Indeed, saying $V\cong W$ (as G– or K-modules) just means there is an invertible $f\in \text{Hom}_G(V, W)$ or $\text{Hom}_K(V, W)$. Apply corollary 1. ♦

Corollary 3. Let V be a finite-dimensional analytic G-module. A subspace $W\subseteq V$ is G-invariant ⇔ it is K-invariant. Hence V is irreducible as a G-module ⇔ it is irreducible as a K-module.

Proof

W is G-invariant if and only if for all $g\in G$, $\rho_V(g)(W) \subseteq W$; this is equivalent to:

• if $w\in W$ and $\lambda \in V^\vee$ satisfies $\lambda(W) =0$, then the function $G\to \mathbb{C}, g \mapsto \lambda(\rho_V(g)(w))$ vanishes.

By corollary 1, this condition is equivalent when we replace G by K, but now the condition says $\rho_V(g)(W)\subseteq W$ for all $g\in K.$ ♦

Summary

Let V be a finite-dimensional analytic representation of G. Since K is compact, V as a K-module can be written as a direct sum of irreps: $V = W_1^{\oplus m_1} \oplus W_2^{\oplus m_2} \oplus \ldots \oplus W_r^{\oplus m_r},$

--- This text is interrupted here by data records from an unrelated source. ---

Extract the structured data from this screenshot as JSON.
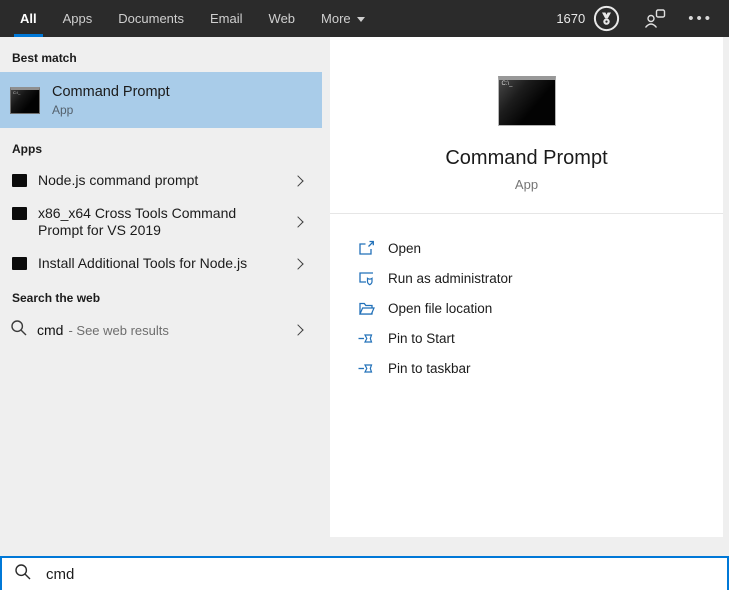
{
  "header": {
    "tabs": [
      {
        "label": "All",
        "active": true
      },
      {
        "label": "Apps",
        "active": false
      },
      {
        "label": "Documents",
        "active": false
      },
      {
        "label": "Email",
        "active": false
      },
      {
        "label": "Web",
        "active": false
      },
      {
        "label": "More",
        "active": false,
        "has_dropdown": true
      }
    ],
    "rewards_points": "1670",
    "icons": {
      "rewards": "medal-in-circle",
      "feedback": "person-with-chat-bubble",
      "options": "ellipsis"
    }
  },
  "left_panel": {
    "best_match_label": "Best match",
    "best_match": {
      "title": "Command Prompt",
      "subtitle": "App",
      "icon": "command-prompt-terminal"
    },
    "apps_label": "Apps",
    "app_items": [
      {
        "label": "Node.js command prompt",
        "icon": "terminal"
      },
      {
        "label": "x86_x64 Cross Tools Command Prompt for VS 2019",
        "icon": "terminal"
      },
      {
        "label": "Install Additional Tools for Node.js",
        "icon": "terminal"
      }
    ],
    "search_web_label": "Search the web",
    "web_item": {
      "query": "cmd",
      "suffix": "- See web results",
      "icon": "magnifier"
    }
  },
  "right_panel": {
    "title": "Command Prompt",
    "subtitle": "App",
    "icon": "command-prompt-terminal-large",
    "actions": [
      {
        "label": "Open",
        "icon": "open-window"
      },
      {
        "label": "Run as administrator",
        "icon": "window-with-shield"
      },
      {
        "label": "Open file location",
        "icon": "open-folder"
      },
      {
        "label": "Pin to Start",
        "icon": "pushpin"
      },
      {
        "label": "Pin to taskbar",
        "icon": "pushpin"
      }
    ]
  },
  "search_bar": {
    "value": "cmd",
    "icon": "magnifier"
  },
  "colors": {
    "header_bg": "#2b2b2b",
    "accent_blue": "#0078d7",
    "highlight_blue": "#a9cce9",
    "panel_bg": "#efefef",
    "card_bg": "#ffffff",
    "action_icon_blue": "#2271b9"
  }
}
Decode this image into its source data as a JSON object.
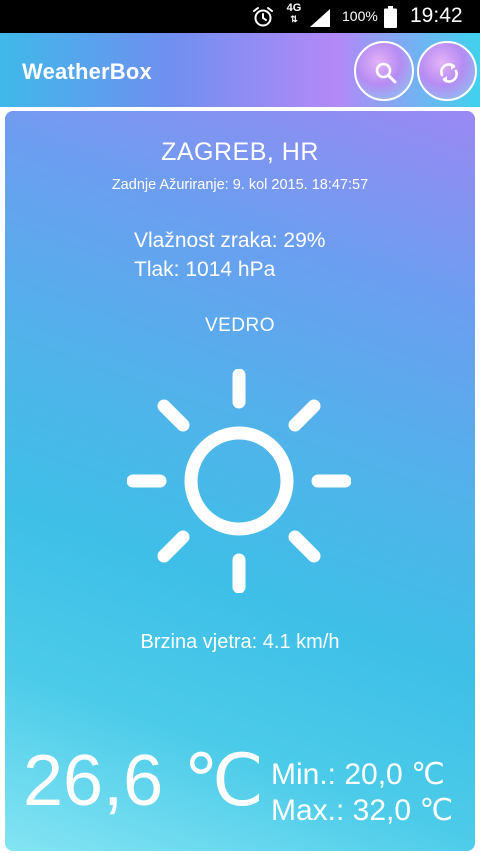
{
  "status_bar": {
    "network": "4G",
    "network_arrows": "⇅",
    "battery_percent": "100%",
    "time": "19:42",
    "icons": [
      "alarm-icon",
      "signal-icon",
      "battery-icon"
    ]
  },
  "app_bar": {
    "title": "WeatherBox",
    "actions": [
      {
        "name": "search",
        "icon": "search-icon"
      },
      {
        "name": "refresh",
        "icon": "refresh-icon"
      }
    ],
    "colors": {
      "accent_pink": "#b58cf3",
      "accent_blue": "#3fb9e9"
    }
  },
  "weather": {
    "city": "ZAGREB, HR",
    "updated": "Zadnje Ažuriranje: 9. kol 2015. 18:47:57",
    "humidity": "Vlažnost zraka: 29%",
    "pressure": "Tlak: 1014 hPa",
    "condition": "VEDRO",
    "condition_icon": "sun-icon",
    "wind": "Brzina vjetra: 4.1 km/h",
    "temp_current": "26,6 ℃",
    "temp_min": "Min.: 20,0 ℃",
    "temp_max": "Max.: 32,0 ℃"
  }
}
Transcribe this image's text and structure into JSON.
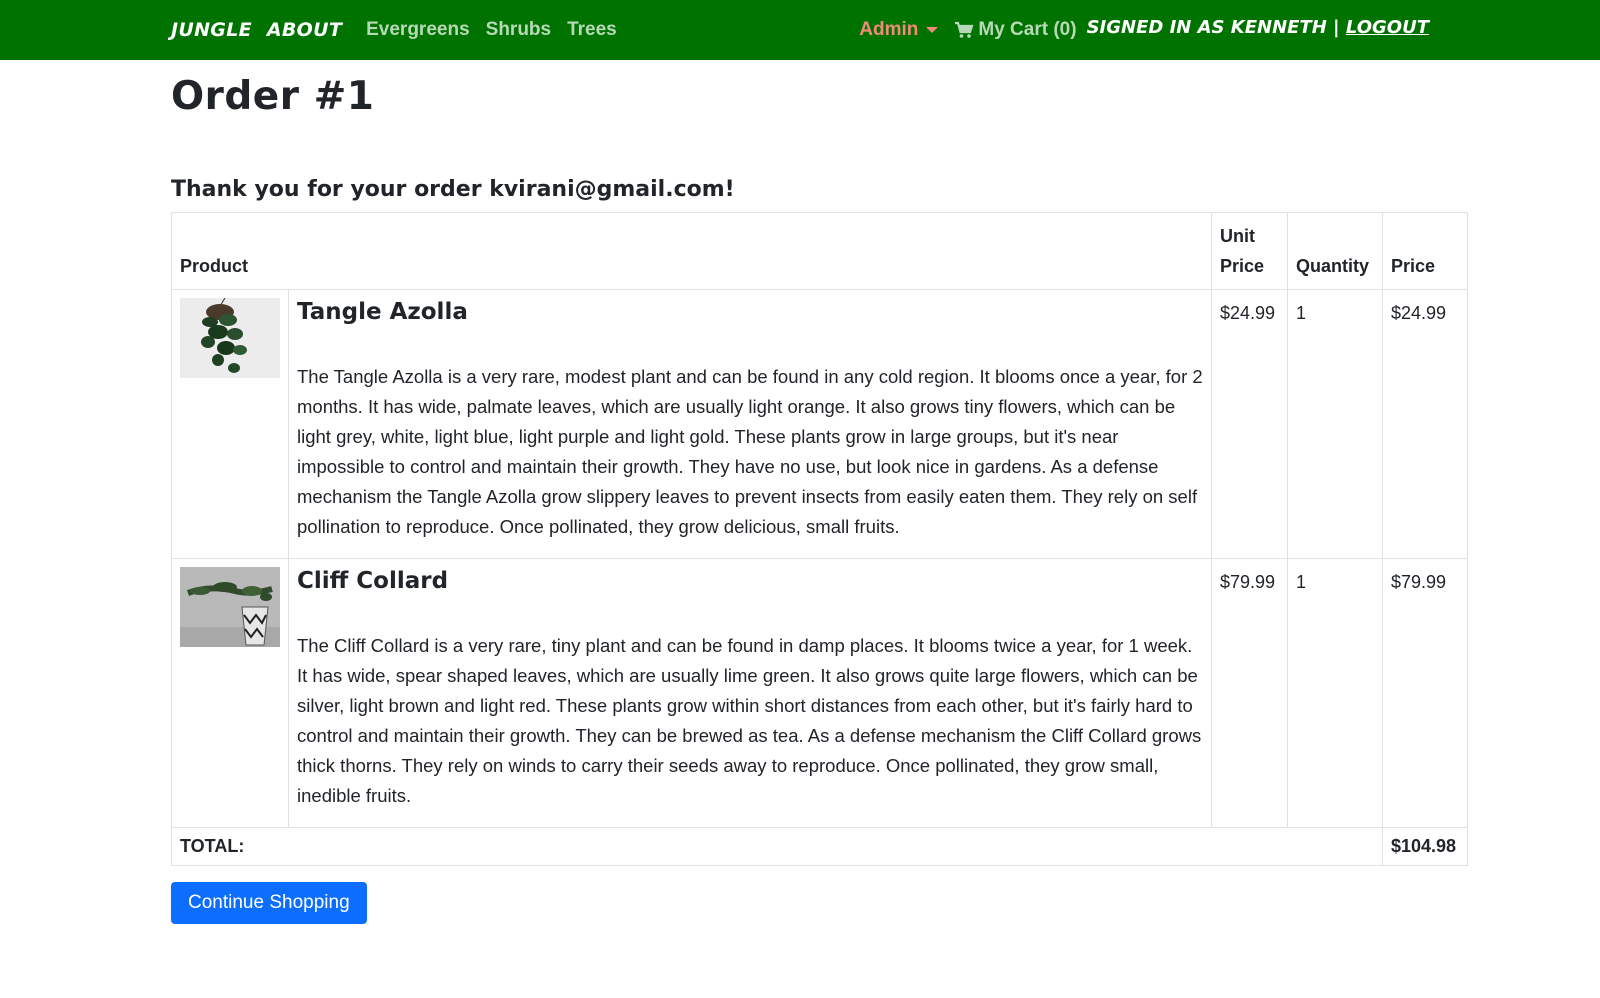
{
  "nav": {
    "brand": "Jungle",
    "about": "About",
    "links": [
      "Evergreens",
      "Shrubs",
      "Trees"
    ],
    "admin": "Admin",
    "cart": "My Cart (0)",
    "signed_in": "Signed in as Kenneth |",
    "logout": "Logout"
  },
  "page": {
    "title": "Order #1",
    "thanks": "Thank you for your order kvirani@gmail.com!"
  },
  "table": {
    "headers": {
      "product": "Product",
      "unit_price": "Unit Price",
      "quantity": "Quantity",
      "price": "Price"
    },
    "rows": [
      {
        "name": "Tangle Azolla",
        "description": "The Tangle Azolla is a very rare, modest plant and can be found in any cold region. It blooms once a year, for 2 months. It has wide, palmate leaves, which are usually light orange. It also grows tiny flowers, which can be light grey, white, light blue, light purple and light gold. These plants grow in large groups, but it's near impossible to control and maintain their growth. They have no use, but look nice in gardens. As a defense mechanism the Tangle Azolla grow slippery leaves to prevent insects from easily eaten them. They rely on self pollination to reproduce. Once pollinated, they grow delicious, small fruits.",
        "unit_price": "$24.99",
        "quantity": "1",
        "price": "$24.99"
      },
      {
        "name": "Cliff Collard",
        "description": "The Cliff Collard is a very rare, tiny plant and can be found in damp places. It blooms twice a year, for 1 week. It has wide, spear shaped leaves, which are usually lime green. It also grows quite large flowers, which can be silver, light brown and light red. These plants grow within short distances from each other, but it's fairly hard to control and maintain their growth. They can be brewed as tea. As a defense mechanism the Cliff Collard grows thick thorns. They rely on winds to carry their seeds away to reproduce. Once pollinated, they grow small, inedible fruits.",
        "unit_price": "$79.99",
        "quantity": "1",
        "price": "$79.99"
      }
    ],
    "total_label": "TOTAL:",
    "total_value": "$104.98"
  },
  "actions": {
    "continue": "Continue Shopping"
  },
  "colors": {
    "navbar": "#007200",
    "admin": "#f08b7a",
    "primary_button": "#0d6efd"
  }
}
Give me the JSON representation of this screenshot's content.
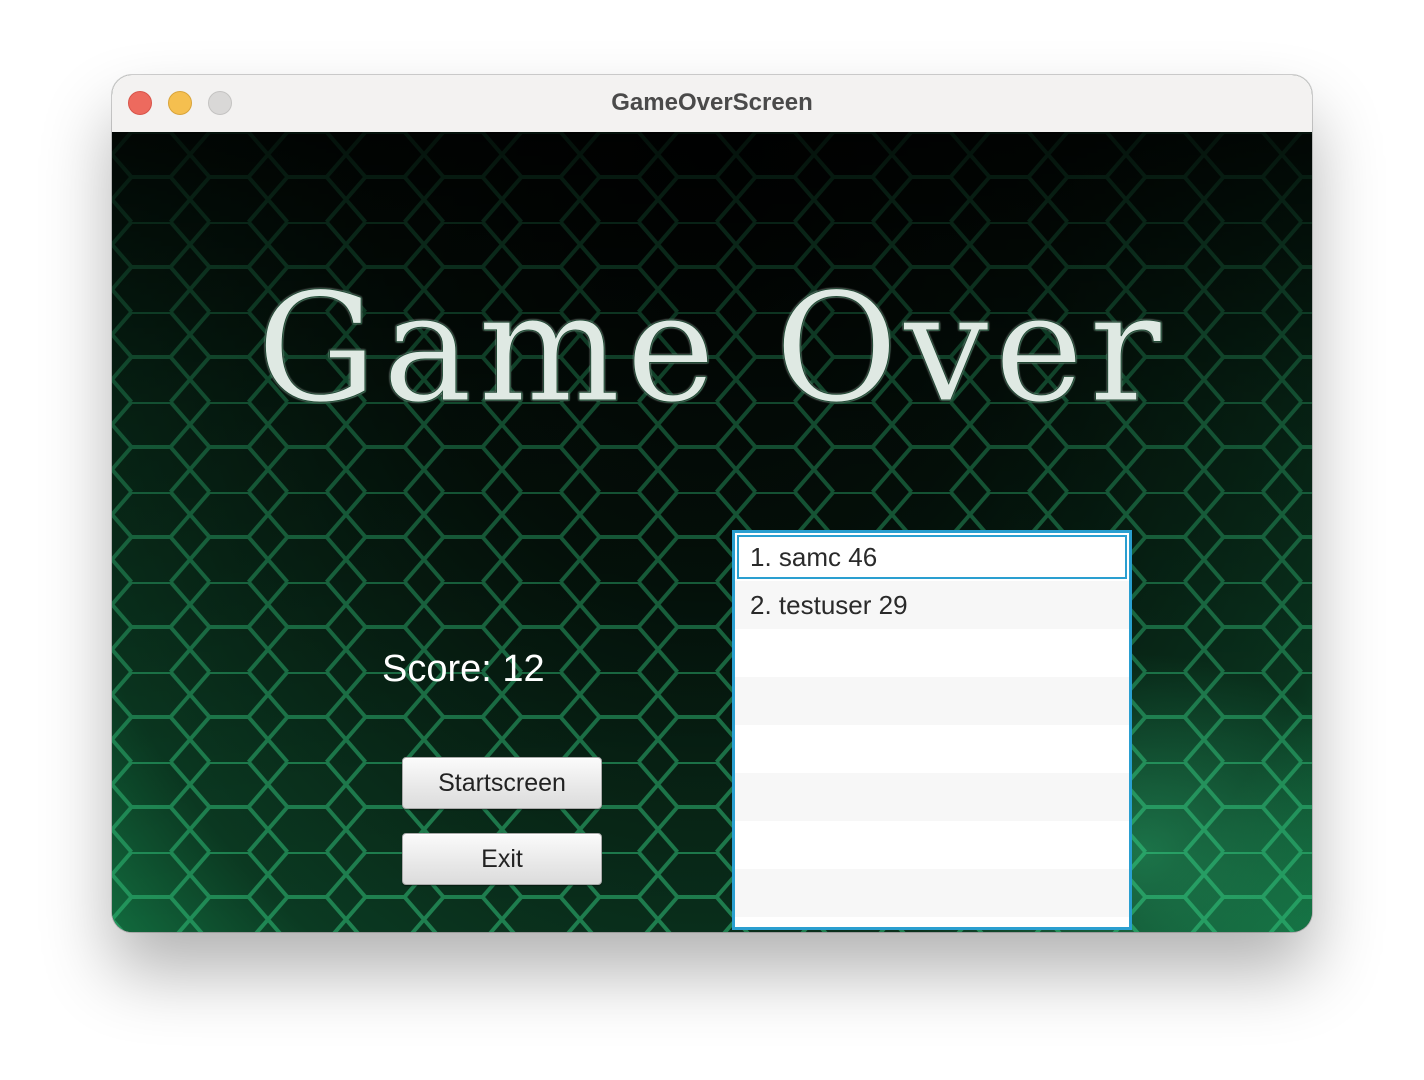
{
  "window": {
    "title": "GameOverScreen"
  },
  "main": {
    "heading": "Game Over",
    "score_text": "Score: 12",
    "buttons": {
      "startscreen_label": "Startscreen",
      "exit_label": "Exit"
    },
    "leaderboard": {
      "entries": [
        "1. samc 46",
        "2. testuser 29",
        "",
        "",
        "",
        "",
        "",
        ""
      ],
      "selected_index": 0
    }
  },
  "colors": {
    "accent_focus": "#2a9fd0",
    "background_green": "#126b3e",
    "close": "#ed6a5e",
    "minimize": "#f5bf4f",
    "zoom": "#d9d8d7"
  }
}
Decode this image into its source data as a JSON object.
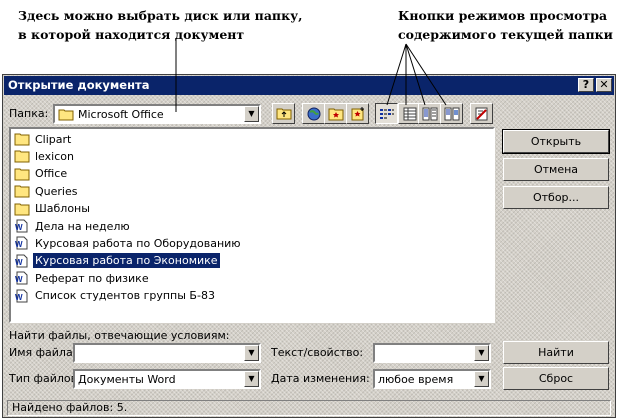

where the $W_i$ are pairwise non-isomorphic K-irreps. By corollary 3, each $W_i$ is a G-irrep; the $W_i$ are also pairwise non-isomorphic G-modules by corollary 2.

Question

Given a K-module, can we necessarily lift it to an analytic G-module? We will explore this in the next article. This entry was posted in Uncategorized and tagged , , , , . Bookmark the permalink.